The T-Pot honeypot system is a multiuse honeypot framework deploying a range of protocol specific docker containers emulating common exploitable services. The T-Pot framework gathers all the logs from each container and centralises into an elastic stack providing the administrator a front-end view of all attacks against each service. Samples of malware are also captured providing the ability to further analyse the attacks. The T-Pot framework architecture can be illustrated as per below.
T-Pot framework can be found at: https://github.com/dtag-dev-sec/tpotce . This guide provides a step by step guide to create a virtual machine on the Google Cloud Platform and install a standard edition of the T-Pot Framework. If you are a new user to GCP you can sign up at: https://cloud.google.com/ , GCP currently offer $300 worth of credit to use within a year free during registration.
Virtual Machine Provisioning
Once signed into GCP create a new project, this project container will be used to store the virtual machine and firewall rules into.

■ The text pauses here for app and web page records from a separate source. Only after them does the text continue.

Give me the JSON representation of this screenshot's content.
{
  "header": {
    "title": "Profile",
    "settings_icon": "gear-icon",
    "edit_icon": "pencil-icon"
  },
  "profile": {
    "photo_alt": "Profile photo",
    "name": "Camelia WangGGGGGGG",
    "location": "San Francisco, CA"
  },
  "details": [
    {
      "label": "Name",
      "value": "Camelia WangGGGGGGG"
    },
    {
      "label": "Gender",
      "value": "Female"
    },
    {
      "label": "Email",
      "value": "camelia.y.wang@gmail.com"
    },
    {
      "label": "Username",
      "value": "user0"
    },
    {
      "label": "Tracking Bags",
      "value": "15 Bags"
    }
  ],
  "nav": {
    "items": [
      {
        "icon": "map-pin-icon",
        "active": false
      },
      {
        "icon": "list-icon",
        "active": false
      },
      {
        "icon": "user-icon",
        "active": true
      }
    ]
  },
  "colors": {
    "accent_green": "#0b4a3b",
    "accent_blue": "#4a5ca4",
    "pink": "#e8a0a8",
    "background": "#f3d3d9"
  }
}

Once the project container has been created navigate to Compute -> Compute Engine -> VM Instances and click “Create” to start to build a virtual machine.

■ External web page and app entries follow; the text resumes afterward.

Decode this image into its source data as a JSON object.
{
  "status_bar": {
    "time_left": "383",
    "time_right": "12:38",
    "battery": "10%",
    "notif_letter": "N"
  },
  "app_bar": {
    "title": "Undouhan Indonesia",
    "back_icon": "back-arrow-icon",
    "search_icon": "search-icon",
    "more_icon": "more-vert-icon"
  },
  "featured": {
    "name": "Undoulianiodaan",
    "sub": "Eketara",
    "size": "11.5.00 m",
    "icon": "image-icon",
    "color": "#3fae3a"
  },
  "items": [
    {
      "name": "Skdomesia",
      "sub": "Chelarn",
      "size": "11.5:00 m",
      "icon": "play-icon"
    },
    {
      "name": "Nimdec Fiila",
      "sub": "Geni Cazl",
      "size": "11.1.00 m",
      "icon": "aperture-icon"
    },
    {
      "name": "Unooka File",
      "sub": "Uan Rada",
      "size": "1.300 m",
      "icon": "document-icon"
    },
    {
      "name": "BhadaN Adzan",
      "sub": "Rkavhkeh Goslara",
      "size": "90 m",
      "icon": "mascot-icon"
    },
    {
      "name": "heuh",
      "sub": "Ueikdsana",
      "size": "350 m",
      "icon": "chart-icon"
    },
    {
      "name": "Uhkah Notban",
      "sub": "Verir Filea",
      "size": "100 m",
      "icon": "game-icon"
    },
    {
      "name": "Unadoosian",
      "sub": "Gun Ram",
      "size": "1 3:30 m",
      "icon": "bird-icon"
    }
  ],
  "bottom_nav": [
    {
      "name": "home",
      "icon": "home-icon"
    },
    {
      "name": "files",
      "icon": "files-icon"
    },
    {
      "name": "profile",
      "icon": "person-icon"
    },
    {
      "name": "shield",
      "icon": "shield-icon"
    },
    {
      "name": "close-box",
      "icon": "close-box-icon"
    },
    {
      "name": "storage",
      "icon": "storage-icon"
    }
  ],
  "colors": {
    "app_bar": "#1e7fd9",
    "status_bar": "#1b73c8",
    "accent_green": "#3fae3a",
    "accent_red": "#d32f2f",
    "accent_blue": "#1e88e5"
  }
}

To cater for most installations this guide will select the standard installation and following the recommended system requirements of:
- 128 GB Storage
- 8 GB RAM
Creating a virtual machine in GCP is simple, select to use the standard template “N1-standard-2” to provision roughly the amount of processing power to host the T-Pot framework. A change to the default disk space of 10Gb to 128GB and select Debian 10 as the boot image completes the provision of the virtual machine. Press “Create” to complete the process.
Once created the virtual machine will be built by GCP and appear in the VM instances section. Here the zone and external IP address are displayed along with the health status of the virtual machine.
Before connecting to the new virtual machine, a firewall rule will need to be opened to allow for all the honeypot ports to be accessible from the internet. Navigate to Networking -> VPC Network -> Firewall rules.
Click “Create Firewall Rule”, provide a name and allow all IP addresses to come in. Its up to the reader if they want to lock down on the certain ports but for demonstration, I will allow all ports inbound.
Installing T-Pot Framework
Click SSH to connect to the machine. A fully functional Debian 10 virtual machine is now deployed and managed within the GCP, now for the installation of the T-Pot framework. The framework will install all our dependences automatically including docker. In order to get T-Pot a copy of the Github source code must be downloaded. As Debian is not pre packaged with git, a quick apt-get can get us the package.
Executing the download and installation commands will start the T-Pot installation off.
Once packages have been downloaded a review of the running listening ports are displayed, as this is a new server continue by pressing “y”. Continuing presents a screen of the different setups of how to deploy T-Pot, as discussed in the introduction continue to select “standard”.
Following the edition panel, a panel requiring a web front end username is requested.
A password will also be required for the new web user. Ensure the password is complex as the frontend dashboard is accessible from anyone on the internet.
One the account has been defined the installation will continue and more packages will be installed.
Once the packages have been installed T-Pot will start to build itself.
Following this the Docker images of the honeypots will start to be pulled and installed.
Finally, the system will clean up and reboot.
In order to remote access the server the SSH port has been moved from 22 to 64295. Once connected again via the console or SSH, check the status of the containers these are the honey pots.
Configuration changes to the honeypots can be changed at the folder: /opt/tpot/docker . However, for demonstration I will not be changing them. All malware samples and logs are stored within /data/ within their respective honeypot.
Accessing the T-Pot Honeypot Framework
Now the honeypots are set up, lets look at the front-end portal. This can be found at https://<external IP address>:64297 . Log in with the Webtsec account created during the setup.
By selecting “dashboard” on the menu, global view dashboards and honeypot specific dashboards can be viewed. New dashboards can also be created here.
The “T-Pot” dashboard contains information grouping all the attacks into different views such as port number or country. This Dashboard can also be used to track common usernames and passwords used in brute forces.
T-Pot also packages a web GUI driven management console, this can used to manage the Virtual server and the docker images. To access this page first create an account on the virtual machine and then navigate to https://<external IP address>:64294 and log in.
The T-Pot framework provides a excellent single package to start to monitor real life attacks in real time on a range of different services. The front end dashboards provide a great correlated and structured method of seeking patterns within the attacks and build visually and powerful views of the front line of the internet.
Reach out to me via twitter @PR3R00T for any feedback or questions